Records drawn from a dataset:
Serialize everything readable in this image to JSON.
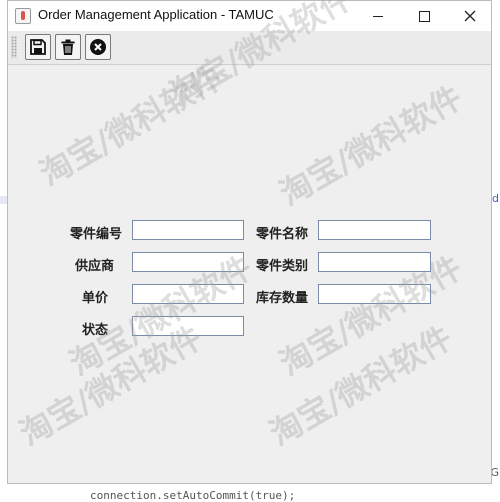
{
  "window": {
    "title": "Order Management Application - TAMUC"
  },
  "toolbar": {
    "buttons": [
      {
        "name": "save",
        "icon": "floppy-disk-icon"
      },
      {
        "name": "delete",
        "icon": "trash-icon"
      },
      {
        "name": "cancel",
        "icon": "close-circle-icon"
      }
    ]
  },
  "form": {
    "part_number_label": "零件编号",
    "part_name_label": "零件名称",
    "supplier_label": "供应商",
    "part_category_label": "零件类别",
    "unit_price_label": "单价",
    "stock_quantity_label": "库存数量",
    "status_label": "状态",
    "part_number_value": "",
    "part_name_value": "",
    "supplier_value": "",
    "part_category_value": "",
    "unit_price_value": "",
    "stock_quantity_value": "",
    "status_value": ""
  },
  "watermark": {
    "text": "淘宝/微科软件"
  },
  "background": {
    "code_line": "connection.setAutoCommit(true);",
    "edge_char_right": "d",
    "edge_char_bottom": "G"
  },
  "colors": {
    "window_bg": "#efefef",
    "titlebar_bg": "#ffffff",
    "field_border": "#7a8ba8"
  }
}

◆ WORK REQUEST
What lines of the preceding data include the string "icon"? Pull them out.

◆ EXERCISE SOLUTION
        "icon": "floppy-disk-icon"
        "icon": "trash-icon"
        "icon": "close-circle-icon"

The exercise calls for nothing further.